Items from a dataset

_ _ _

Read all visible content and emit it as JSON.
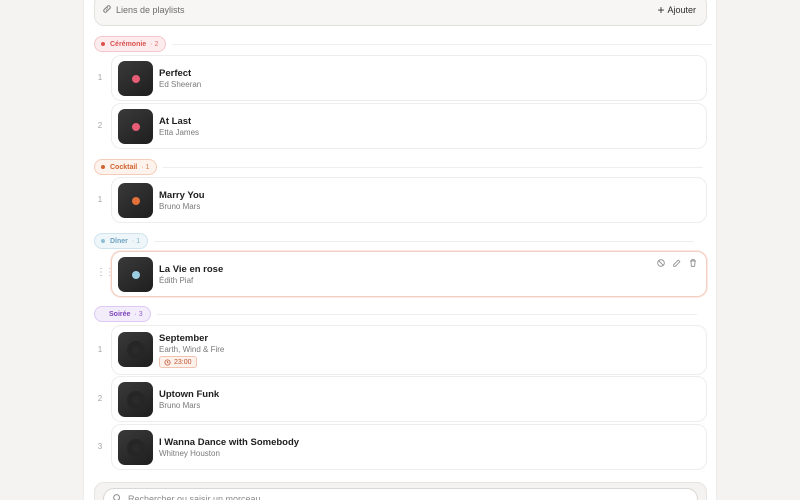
{
  "links_bar": {
    "label": "Liens de playlists",
    "add_label": "Ajouter"
  },
  "sections": [
    {
      "name": "Cérémonie",
      "count": "2",
      "color": "#d9534f",
      "bg": "#fdecee",
      "border": "#f5c6cb",
      "tracks": [
        {
          "index": "1",
          "title": "Perfect",
          "artist": "Ed Sheeran",
          "disc": "#e85c75"
        },
        {
          "index": "2",
          "title": "At Last",
          "artist": "Etta James",
          "disc": "#e85c75"
        }
      ]
    },
    {
      "name": "Cocktail",
      "count": "1",
      "color": "#d0632f",
      "bg": "#fdf2ec",
      "border": "#f3cdb8",
      "tracks": [
        {
          "index": "1",
          "title": "Marry You",
          "artist": "Bruno Mars",
          "disc": "#e3713a"
        }
      ]
    },
    {
      "name": "Dîner",
      "count": "1",
      "color": "#6ea3bf",
      "bg": "#eef6fa",
      "border": "#cfe3ee",
      "tracks": [
        {
          "title": "La Vie en rose",
          "artist": "Édith Piaf",
          "disc": "#9bcde0"
        }
      ]
    },
    {
      "name": "Soirée",
      "count": "3",
      "color": "#7b45b8",
      "bg": "#f3ecfb",
      "border": "#ddc9f2",
      "tracks": [
        {
          "index": "1",
          "title": "September",
          "artist": "Earth, Wind & Fire",
          "time": "23:00"
        },
        {
          "index": "2",
          "title": "Uptown Funk",
          "artist": "Bruno Mars"
        },
        {
          "index": "3",
          "title": "I Wanna Dance with Somebody",
          "artist": "Whitney Houston"
        }
      ]
    }
  ],
  "search": {
    "placeholder": "Rechercher ou saisir un morceau"
  }
}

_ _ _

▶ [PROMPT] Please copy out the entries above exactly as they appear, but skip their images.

▶ [EXERCISE SOLUTION]
Read all visible content and emit it as JSON.
{
  "links_bar": {
    "label": "Liens de playlists",
    "add_label": "Ajouter"
  },
  "sections": [
    {
      "name": "Cérémonie",
      "count": "2",
      "color": "#d9534f",
      "bg": "#fdecee",
      "border": "#f5c6cb",
      "tracks": [
        {
          "index": "1",
          "title": "Perfect",
          "artist": "Ed Sheeran",
          "disc": "#e85c75"
        },
        {
          "index": "2",
          "title": "At Last",
          "artist": "Etta James",
          "disc": "#e85c75"
        }
      ]
    },
    {
      "name": "Cocktail",
      "count": "1",
      "color": "#d0632f",
      "bg": "#fdf2ec",
      "border": "#f3cdb8",
      "tracks": [
        {
          "index": "1",
          "title": "Marry You",
          "artist": "Bruno Mars",
          "disc": "#e3713a"
        }
      ]
    },
    {
      "name": "Dîner",
      "count": "1",
      "color": "#6ea3bf",
      "bg": "#eef6fa",
      "border": "#cfe3ee",
      "tracks": [
        {
          "title": "La Vie en rose",
          "artist": "Édith Piaf",
          "disc": "#9bcde0"
        }
      ]
    },
    {
      "name": "Soirée",
      "count": "3",
      "color": "#7b45b8",
      "bg": "#f3ecfb",
      "border": "#ddc9f2",
      "tracks": [
        {
          "index": "1",
          "title": "September",
          "artist": "Earth, Wind & Fire",
          "time": "23:00"
        },
        {
          "index": "2",
          "title": "Uptown Funk",
          "artist": "Bruno Mars"
        },
        {
          "index": "3",
          "title": "I Wanna Dance with Somebody",
          "artist": "Whitney Houston"
        }
      ]
    }
  ],
  "search": {
    "placeholder": "Rechercher ou saisir un morceau"
  }
}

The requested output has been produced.